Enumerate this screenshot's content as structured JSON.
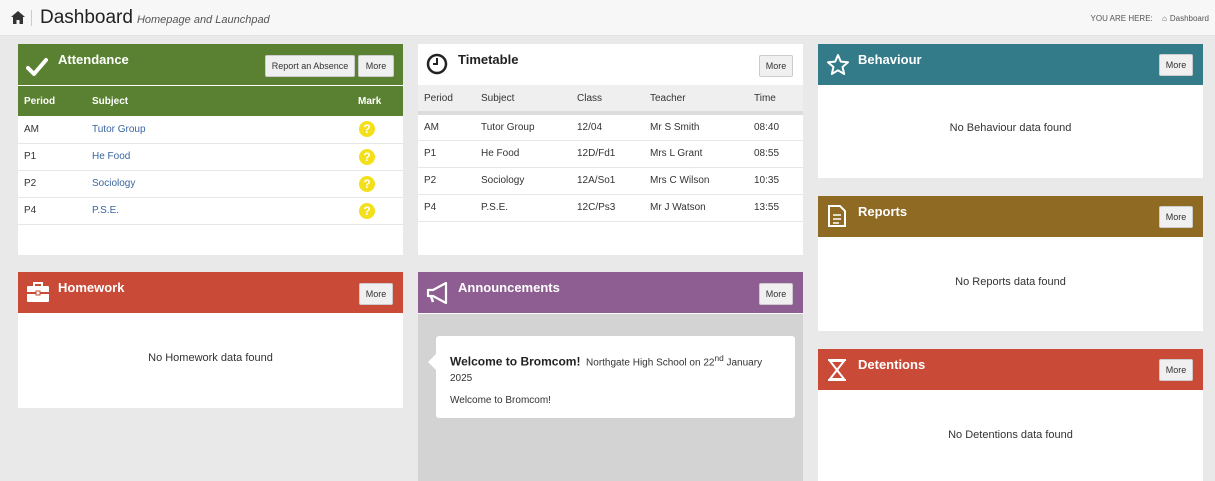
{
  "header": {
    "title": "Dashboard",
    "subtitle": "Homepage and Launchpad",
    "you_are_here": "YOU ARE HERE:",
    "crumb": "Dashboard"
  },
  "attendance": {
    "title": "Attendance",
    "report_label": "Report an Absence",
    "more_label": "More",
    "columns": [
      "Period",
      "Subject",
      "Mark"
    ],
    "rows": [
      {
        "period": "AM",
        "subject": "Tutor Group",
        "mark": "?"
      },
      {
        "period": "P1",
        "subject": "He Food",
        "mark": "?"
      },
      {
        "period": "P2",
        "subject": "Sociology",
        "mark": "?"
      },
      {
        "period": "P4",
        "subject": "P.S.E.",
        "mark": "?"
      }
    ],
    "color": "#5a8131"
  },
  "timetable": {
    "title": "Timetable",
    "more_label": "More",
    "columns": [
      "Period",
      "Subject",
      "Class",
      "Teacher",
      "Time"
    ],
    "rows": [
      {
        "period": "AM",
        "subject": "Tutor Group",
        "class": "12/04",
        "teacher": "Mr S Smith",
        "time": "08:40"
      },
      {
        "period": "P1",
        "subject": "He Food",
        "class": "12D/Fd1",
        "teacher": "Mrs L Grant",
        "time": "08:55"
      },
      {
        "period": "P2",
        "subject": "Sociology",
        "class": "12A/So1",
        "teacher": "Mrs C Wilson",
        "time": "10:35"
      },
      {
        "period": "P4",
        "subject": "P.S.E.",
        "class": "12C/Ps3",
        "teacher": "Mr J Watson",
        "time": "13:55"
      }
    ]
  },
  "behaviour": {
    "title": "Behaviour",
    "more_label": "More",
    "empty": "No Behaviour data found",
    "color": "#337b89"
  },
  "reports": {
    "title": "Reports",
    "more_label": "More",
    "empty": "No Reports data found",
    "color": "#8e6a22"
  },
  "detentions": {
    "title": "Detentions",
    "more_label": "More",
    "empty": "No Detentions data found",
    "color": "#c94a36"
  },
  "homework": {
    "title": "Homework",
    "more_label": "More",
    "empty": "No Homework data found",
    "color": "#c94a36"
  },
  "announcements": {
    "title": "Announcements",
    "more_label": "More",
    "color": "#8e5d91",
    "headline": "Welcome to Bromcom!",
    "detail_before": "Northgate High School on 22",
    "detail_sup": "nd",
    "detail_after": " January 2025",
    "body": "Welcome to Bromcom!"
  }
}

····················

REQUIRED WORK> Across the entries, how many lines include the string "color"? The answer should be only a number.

THE ANSWER> 6